• _Exercise brief_
Copy out all lines of the material below in which "structured" occurs.
━━━ Source records ━━━
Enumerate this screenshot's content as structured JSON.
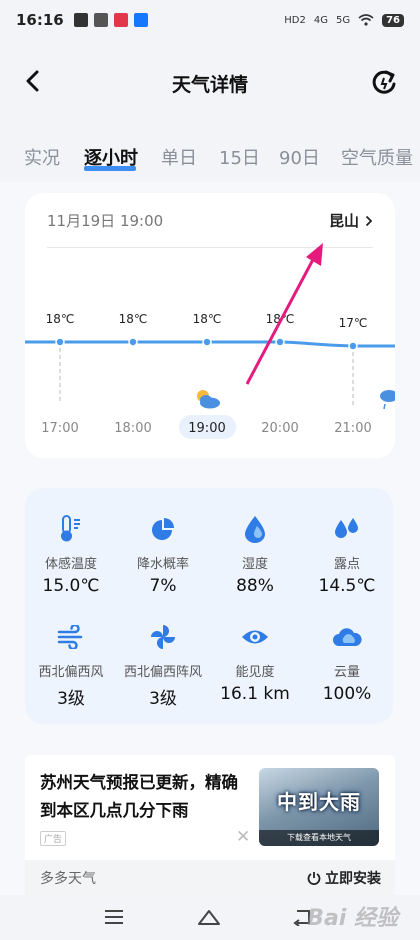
{
  "status_bar": {
    "time": "16:16",
    "network_hd": "HD2",
    "net_4g": "4G",
    "net_5g": "5G",
    "battery": "76"
  },
  "header": {
    "title": "天气详情",
    "back_icon": "back-arrow-icon",
    "refresh_icon": "refresh-icon"
  },
  "tabs": [
    {
      "label": "实况",
      "active": false
    },
    {
      "label": "逐小时",
      "active": true
    },
    {
      "label": "单日",
      "active": false
    },
    {
      "label": "15日",
      "active": false
    },
    {
      "label": "90日",
      "active": false
    },
    {
      "label": "空气质量",
      "active": false
    }
  ],
  "hourly": {
    "datetime": "11月19日 19:00",
    "location": "昆山",
    "accent_color": "#4a9bea",
    "hours": [
      {
        "time": "17:00",
        "temp": "18℃",
        "icon": null,
        "selected": false
      },
      {
        "time": "18:00",
        "temp": "18℃",
        "icon": null,
        "selected": false
      },
      {
        "time": "19:00",
        "temp": "18℃",
        "icon": "partly-cloudy-icon",
        "selected": true
      },
      {
        "time": "20:00",
        "temp": "18℃",
        "icon": null,
        "selected": false
      },
      {
        "time": "21:00",
        "temp": "17℃",
        "icon": null,
        "selected": false
      },
      {
        "time": "",
        "temp": "",
        "icon": "rain-cloud-icon",
        "selected": false
      }
    ]
  },
  "details": [
    {
      "label": "体感温度",
      "value": "15.0℃",
      "icon": "thermometer-icon"
    },
    {
      "label": "降水概率",
      "value": "7%",
      "icon": "pie-chart-icon"
    },
    {
      "label": "湿度",
      "value": "88%",
      "icon": "humidity-drop-icon"
    },
    {
      "label": "露点",
      "value": "14.5℃",
      "icon": "dew-drops-icon"
    },
    {
      "label": "西北偏西风",
      "value": "3级",
      "icon": "wind-icon"
    },
    {
      "label": "西北偏西阵风",
      "value": "3级",
      "icon": "pinwheel-icon"
    },
    {
      "label": "能见度",
      "value": "16.1 km",
      "icon": "eye-icon"
    },
    {
      "label": "云量",
      "value": "100%",
      "icon": "cloud-icon"
    }
  ],
  "ad": {
    "text": "苏州天气预报已更新，精确到本区几点几分下雨",
    "image_title": "中到大雨",
    "image_caption": "下载查看本地天气",
    "tag": "广告",
    "source": "多多天气",
    "install_label": "立即安装"
  },
  "watermark": "Bai 经验"
}
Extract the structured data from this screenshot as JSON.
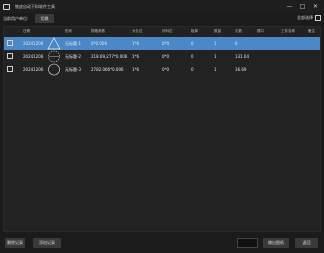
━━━
• _Response area_
Enumerate this screenshot's content as structured JSON.
Extract the structured data from this screenshot as JSON.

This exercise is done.